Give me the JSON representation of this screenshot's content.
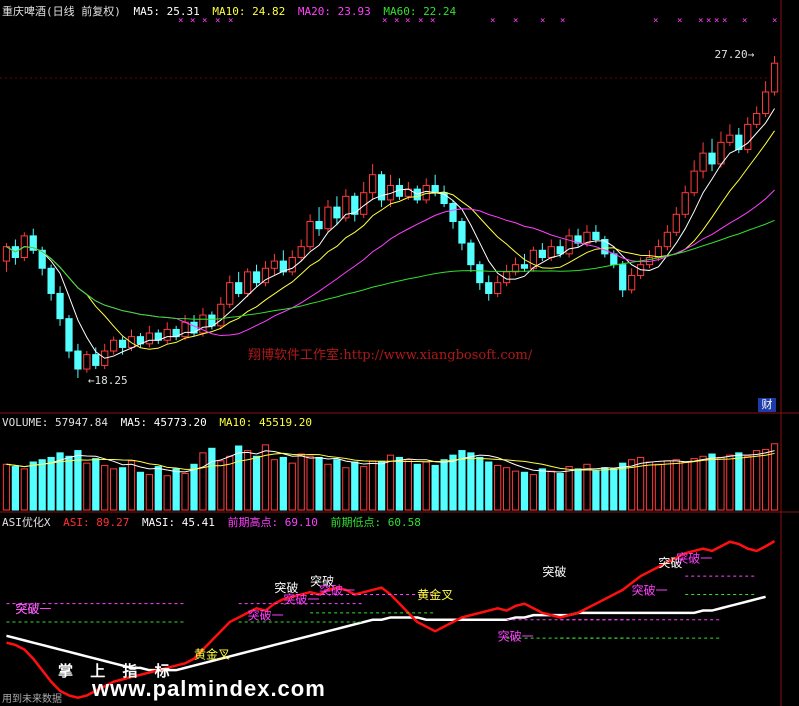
{
  "header": {
    "title": "重庆啤酒(日线 前复权)",
    "ma5": "MA5: 25.31",
    "ma10": "MA10: 24.82",
    "ma20": "MA20: 23.93",
    "ma60": "MA60: 22.24"
  },
  "volume_header": {
    "volume": "VOLUME: 57947.84",
    "ma5": "MA5: 45773.20",
    "ma10": "MA10: 45519.20"
  },
  "asi_header": {
    "name": "ASI优化X",
    "asi": "ASI: 89.27",
    "masi": "MASI: 45.41",
    "prev_high": "前期高点: 69.10",
    "prev_low": "前期低点: 60.58"
  },
  "watermark": "翔博软件工作室:http://www.xiangbosoft.com/",
  "finance_badge": "财",
  "logo_text": "掌 上 指 标",
  "site_text": "www.palmindex.com",
  "footer_text": "用到未来数据",
  "colors": {
    "up": "#ff3b3b",
    "down": "#54ffff",
    "ma5": "#ffffff",
    "ma10": "#ffff40",
    "ma20": "#ff40ff",
    "ma60": "#30e030",
    "asi": "#ff1010",
    "masi": "#ffffff",
    "grid": "#8a1010"
  },
  "chart_data": [
    {
      "type": "candlestick",
      "title": "重庆啤酒(日线 前复权)",
      "annotations": [
        {
          "label": "18.25",
          "kind": "low"
        },
        {
          "label": "27.20",
          "kind": "high"
        }
      ],
      "y_range": [
        17.5,
        28.2
      ],
      "candles": [
        [
          21.5,
          21.9,
          21.2,
          22.0
        ],
        [
          21.9,
          21.6,
          21.4,
          22.1
        ],
        [
          21.6,
          22.2,
          21.5,
          22.3
        ],
        [
          22.2,
          21.8,
          21.7,
          22.4
        ],
        [
          21.8,
          21.3,
          21.1,
          21.9
        ],
        [
          21.3,
          20.6,
          20.4,
          21.4
        ],
        [
          20.6,
          19.9,
          19.7,
          20.8
        ],
        [
          19.9,
          19.0,
          18.8,
          20.0
        ],
        [
          19.0,
          18.5,
          18.25,
          19.2
        ],
        [
          18.5,
          18.9,
          18.4,
          19.0
        ],
        [
          18.9,
          18.6,
          18.5,
          19.1
        ],
        [
          18.6,
          19.0,
          18.5,
          19.2
        ],
        [
          19.0,
          19.3,
          18.9,
          19.4
        ],
        [
          19.3,
          19.1,
          18.9,
          19.4
        ],
        [
          19.1,
          19.4,
          19.0,
          19.6
        ],
        [
          19.4,
          19.2,
          19.1,
          19.5
        ],
        [
          19.2,
          19.5,
          19.1,
          19.7
        ],
        [
          19.5,
          19.3,
          19.2,
          19.6
        ],
        [
          19.3,
          19.6,
          19.2,
          19.8
        ],
        [
          19.6,
          19.4,
          19.3,
          19.7
        ],
        [
          19.4,
          19.8,
          19.3,
          20.0
        ],
        [
          19.8,
          19.5,
          19.4,
          20.0
        ],
        [
          19.5,
          20.0,
          19.4,
          20.2
        ],
        [
          20.0,
          19.7,
          19.6,
          20.1
        ],
        [
          19.7,
          20.3,
          19.6,
          20.5
        ],
        [
          20.3,
          20.9,
          20.2,
          21.1
        ],
        [
          20.9,
          20.6,
          20.5,
          21.2
        ],
        [
          20.6,
          21.2,
          20.5,
          21.3
        ],
        [
          21.2,
          20.9,
          20.8,
          21.4
        ],
        [
          20.9,
          21.3,
          20.8,
          21.5
        ],
        [
          21.3,
          21.5,
          21.1,
          21.7
        ],
        [
          21.5,
          21.2,
          21.1,
          21.8
        ],
        [
          21.2,
          21.6,
          21.1,
          21.8
        ],
        [
          21.6,
          21.9,
          21.5,
          22.1
        ],
        [
          21.9,
          22.6,
          21.8,
          22.8
        ],
        [
          22.6,
          22.4,
          22.2,
          23.0
        ],
        [
          22.4,
          23.0,
          22.3,
          23.2
        ],
        [
          23.0,
          22.7,
          22.5,
          23.3
        ],
        [
          22.7,
          23.3,
          22.6,
          23.5
        ],
        [
          23.3,
          22.8,
          22.6,
          23.4
        ],
        [
          22.8,
          23.4,
          22.7,
          23.7
        ],
        [
          23.4,
          23.9,
          23.2,
          24.2
        ],
        [
          23.9,
          23.2,
          23.0,
          24.0
        ],
        [
          23.2,
          23.6,
          23.0,
          23.9
        ],
        [
          23.6,
          23.3,
          23.2,
          23.8
        ],
        [
          23.3,
          23.5,
          23.2,
          23.7
        ],
        [
          23.5,
          23.2,
          23.1,
          23.6
        ],
        [
          23.2,
          23.6,
          23.1,
          23.8
        ],
        [
          23.6,
          23.4,
          23.3,
          23.9
        ],
        [
          23.4,
          23.1,
          23.0,
          23.6
        ],
        [
          23.1,
          22.6,
          22.4,
          23.2
        ],
        [
          22.6,
          22.0,
          21.8,
          22.7
        ],
        [
          22.0,
          21.4,
          21.2,
          22.1
        ],
        [
          21.4,
          20.9,
          20.7,
          21.5
        ],
        [
          20.9,
          20.6,
          20.4,
          21.1
        ],
        [
          20.6,
          20.9,
          20.5,
          21.1
        ],
        [
          20.9,
          21.2,
          20.8,
          21.4
        ],
        [
          21.2,
          21.4,
          21.1,
          21.6
        ],
        [
          21.4,
          21.3,
          21.2,
          21.7
        ],
        [
          21.3,
          21.8,
          21.2,
          21.9
        ],
        [
          21.8,
          21.6,
          21.5,
          22.0
        ],
        [
          21.6,
          21.9,
          21.5,
          22.1
        ],
        [
          21.9,
          21.7,
          21.6,
          22.1
        ],
        [
          21.7,
          22.2,
          21.6,
          22.4
        ],
        [
          22.2,
          22.0,
          21.9,
          22.4
        ],
        [
          22.0,
          22.3,
          21.9,
          22.5
        ],
        [
          22.3,
          22.1,
          22.0,
          22.5
        ],
        [
          22.1,
          21.7,
          21.6,
          22.2
        ],
        [
          21.7,
          21.4,
          21.3,
          21.8
        ],
        [
          21.4,
          20.7,
          20.5,
          21.5
        ],
        [
          20.7,
          21.1,
          20.6,
          21.3
        ],
        [
          21.1,
          21.4,
          21.0,
          21.6
        ],
        [
          21.4,
          21.6,
          21.3,
          21.8
        ],
        [
          21.6,
          21.9,
          21.5,
          22.1
        ],
        [
          21.9,
          22.3,
          21.8,
          22.5
        ],
        [
          22.3,
          22.8,
          22.2,
          23.0
        ],
        [
          22.8,
          23.4,
          22.7,
          23.6
        ],
        [
          23.4,
          24.0,
          23.3,
          24.3
        ],
        [
          24.0,
          24.5,
          23.8,
          24.8
        ],
        [
          24.5,
          24.2,
          24.0,
          24.9
        ],
        [
          24.2,
          24.8,
          24.1,
          25.1
        ],
        [
          24.8,
          25.0,
          24.7,
          25.3
        ],
        [
          25.0,
          24.6,
          24.5,
          25.2
        ],
        [
          24.6,
          25.3,
          24.5,
          25.5
        ],
        [
          25.3,
          25.6,
          25.2,
          25.8
        ],
        [
          25.6,
          26.2,
          25.5,
          26.5
        ],
        [
          26.2,
          27.0,
          26.1,
          27.2
        ]
      ]
    },
    {
      "type": "bar",
      "title": "VOLUME",
      "y_range": [
        0,
        70000
      ],
      "values": [
        40000,
        38000,
        36000,
        42000,
        44000,
        46000,
        50000,
        47000,
        52000,
        41000,
        45000,
        39000,
        36000,
        37000,
        43000,
        33000,
        31000,
        38000,
        30000,
        36000,
        32000,
        40000,
        50000,
        54000,
        43000,
        47000,
        56000,
        52000,
        47000,
        57000,
        44000,
        46000,
        41000,
        49000,
        47000,
        46000,
        40000,
        44000,
        37000,
        42000,
        38000,
        43000,
        42000,
        48000,
        46000,
        44000,
        40000,
        42000,
        39000,
        44000,
        48000,
        52000,
        50000,
        46000,
        42000,
        39000,
        37000,
        34000,
        33000,
        31000,
        36000,
        34000,
        32000,
        38000,
        36000,
        40000,
        34000,
        37000,
        36000,
        41000,
        44000,
        46000,
        42000,
        40000,
        43000,
        44000,
        42000,
        45000,
        47000,
        49000,
        46000,
        48000,
        50000,
        47000,
        52000,
        53000,
        57948
      ],
      "ma5_last": 45773.2,
      "ma10_last": 45519.2
    },
    {
      "type": "line",
      "title": "ASI优化X",
      "y_range": [
        20,
        95
      ],
      "series": [
        {
          "name": "ASI",
          "values": [
            45,
            44,
            42,
            38,
            33,
            28,
            24,
            22,
            21,
            22,
            24,
            26,
            28,
            29,
            30,
            31,
            32,
            33,
            34,
            35,
            36,
            38,
            42,
            46,
            50,
            54,
            56,
            58,
            60,
            59,
            62,
            64,
            65,
            66,
            67,
            66,
            68,
            69,
            68,
            66,
            67,
            68,
            69,
            66,
            62,
            58,
            54,
            52,
            50,
            52,
            54,
            56,
            57,
            58,
            59,
            60,
            59,
            61,
            62,
            60,
            58,
            57,
            56,
            57,
            58,
            60,
            62,
            64,
            66,
            68,
            71,
            74,
            76,
            78,
            80,
            82,
            84,
            85,
            86,
            85,
            87,
            89,
            88,
            86,
            85,
            87,
            89.27
          ]
        },
        {
          "name": "MASI",
          "values": [
            48,
            47,
            46,
            45,
            44,
            43,
            42,
            41,
            40,
            39,
            38,
            37,
            36,
            35,
            34,
            34,
            33,
            33,
            33,
            33,
            34,
            35,
            36,
            37,
            38,
            39,
            40,
            41,
            42,
            43,
            44,
            45,
            46,
            47,
            48,
            49,
            50,
            51,
            52,
            53,
            54,
            55,
            55,
            56,
            56,
            56,
            56,
            55,
            55,
            55,
            55,
            55,
            55,
            55,
            55,
            55,
            55,
            56,
            56,
            57,
            57,
            57,
            57,
            57,
            58,
            58,
            58,
            58,
            58,
            58,
            58,
            58,
            58,
            58,
            58,
            58,
            58,
            58,
            59,
            59,
            60,
            61,
            62,
            63,
            64,
            65,
            45.41
          ]
        }
      ],
      "labels": [
        "突破",
        "突破一",
        "黄金叉",
        "突破一",
        "突破",
        "突破一",
        "突破",
        "突破一",
        "黄金叉",
        "突破一",
        "突破",
        "突破一",
        "突破",
        "突破一"
      ],
      "prev_high": 69.1,
      "prev_low": 60.58
    }
  ]
}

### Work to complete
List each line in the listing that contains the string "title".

### Task solution
    "title": "重庆啤酒(日线 前复权)",
      "title": "重庆啤酒(日线 前复权)",
      "title": "VOLUME",
      "title": "ASI优化X",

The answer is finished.